One of the advantages of becoming a Christian is that you now have a purpose in life. Jesus called for a complete reorientation of life’s values, objectives, and purpose.
Everyone needs to put bread on the table, but Jesus demands that His followers “not seek what you should eat or what you should drink, nor have an anxious mind” (Luke 12:29). He then states, “For all these things the nations of the world seek after” (12:30).
Jesus expects us to live with a different motivation and purpose. Neither survival nor comfort is to be our driving impulse.
Luke introduces this command with “instead” to emphasize the opposite focus from the previous verse for the believer. Jesus said, “The Father knows that you need these things” (12:30).
To begin with, can we trust Him? Can we rest securely in the awareness that He knows our needs?
If we trust in Him, we are free to focus on His temporal and eternal purposes. He commands us to “be continually or habitually pursuing His kingdom.” The kingdom needs never end.
This was an introduction to the Great Commission: “Go and make disciples of all nations” (Matt 28:19). Christ’s kingdom is extended by multiplying individual converts and leading them to surrender to the lordship of Christ on this earth.
How obedient are you today in this task? What is more important: your job, home, or business venture? What if His commitment to meet your needs were proportional to your commitment to Him?
God does not promise riches, but He does promise to meet the needs of His servants who are reaching and building disciples in His kingdom.

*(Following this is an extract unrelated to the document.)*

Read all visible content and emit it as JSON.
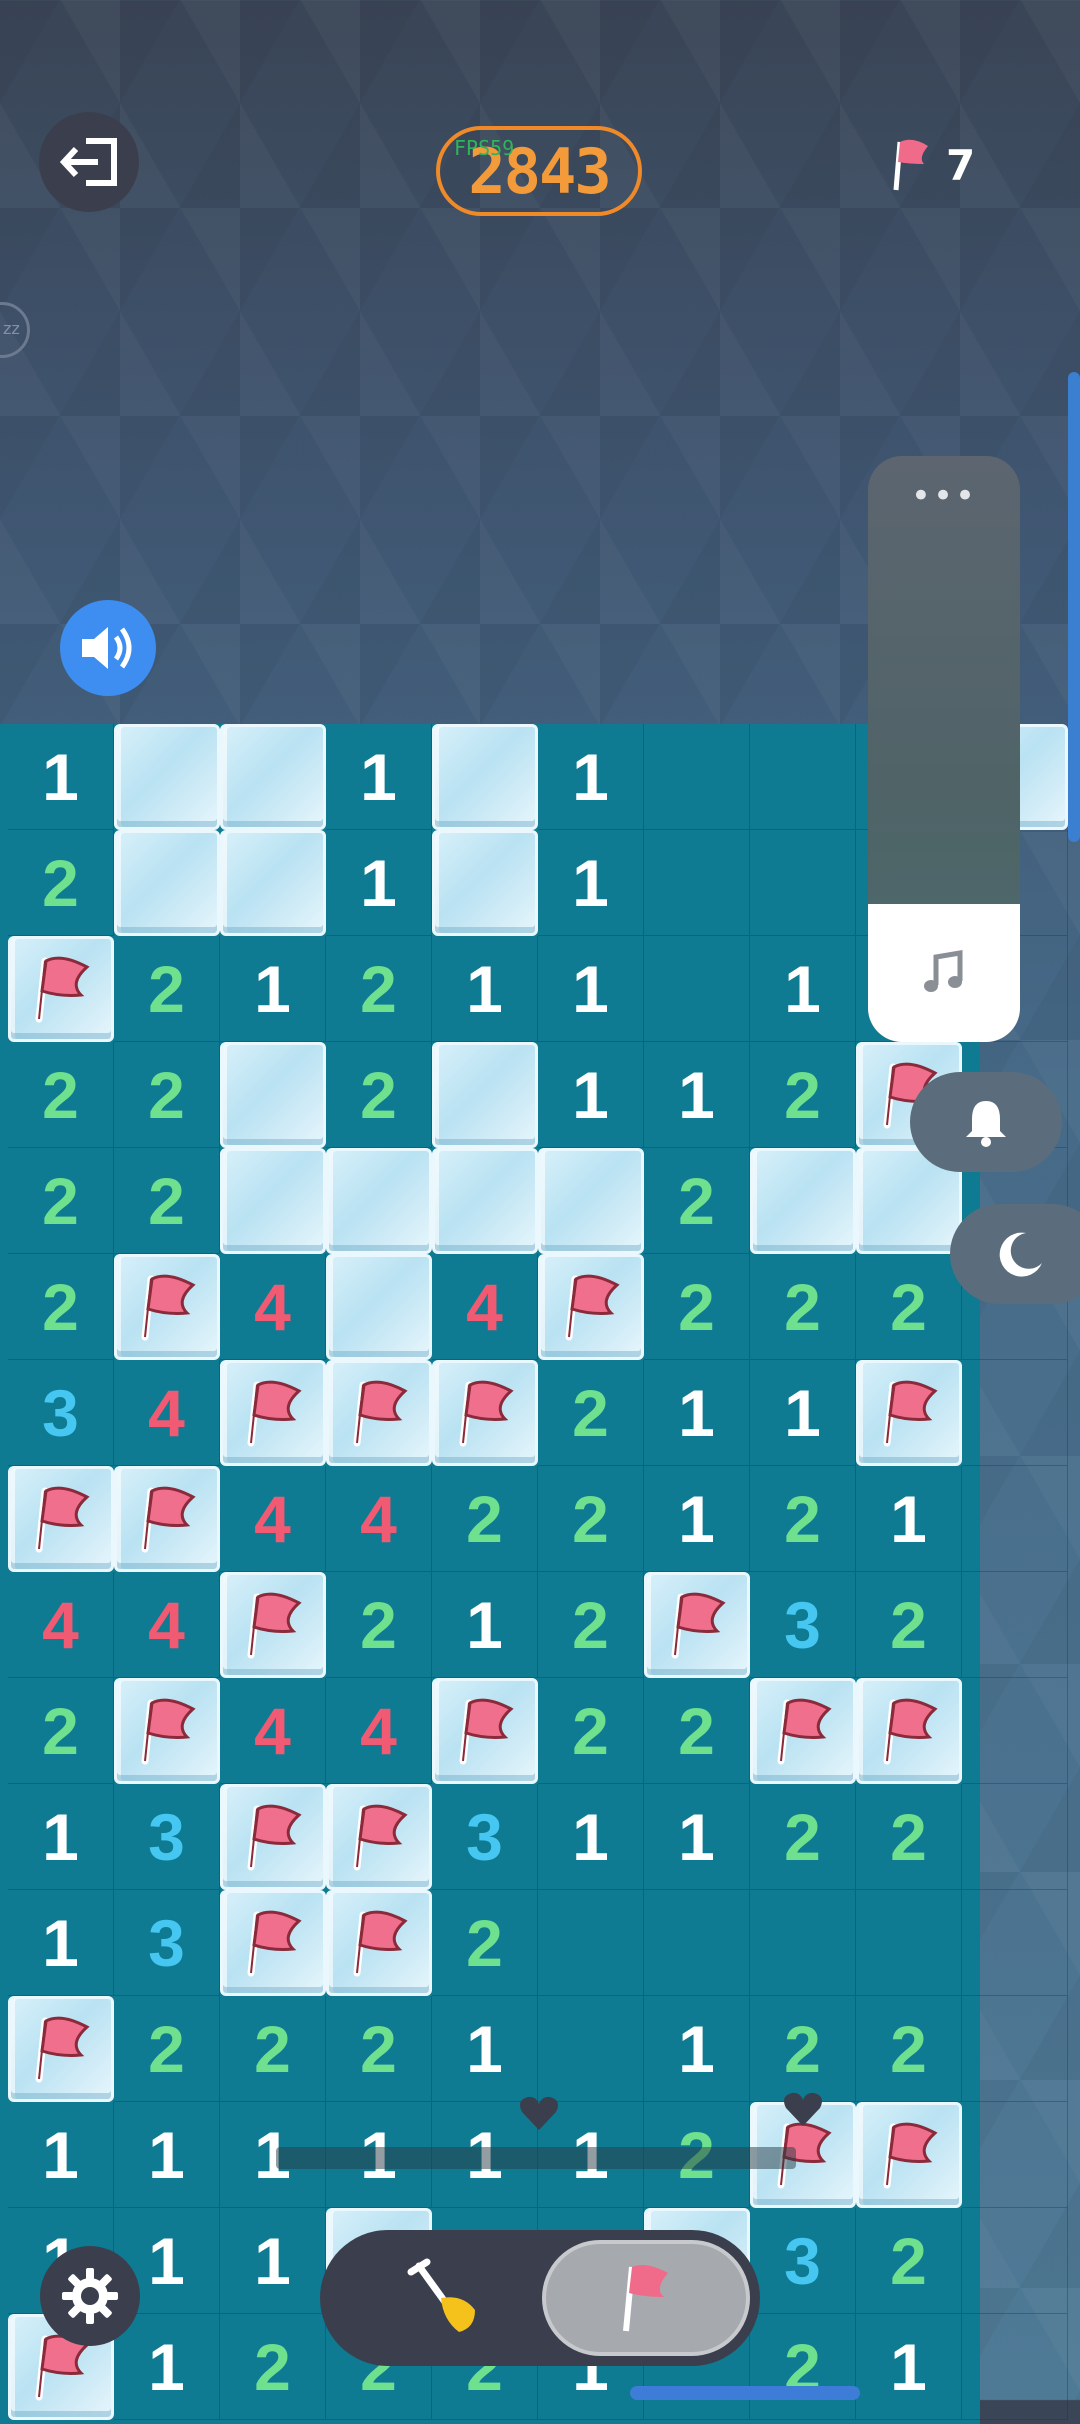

He must be King of your life as well as your Savior. His will must control your finances, work ethic, ambitions, relationships, thoughts, and daily plans. As Creator, He promises to take care of you if you are useful to His kingdom now.
“Dear Lord, as I execute my daily tasks, guide me to set my sights on Your eternal purposes. Help me contribute to and prepare for Your coming kingdom so that others may know You and learn to glorify You as well.”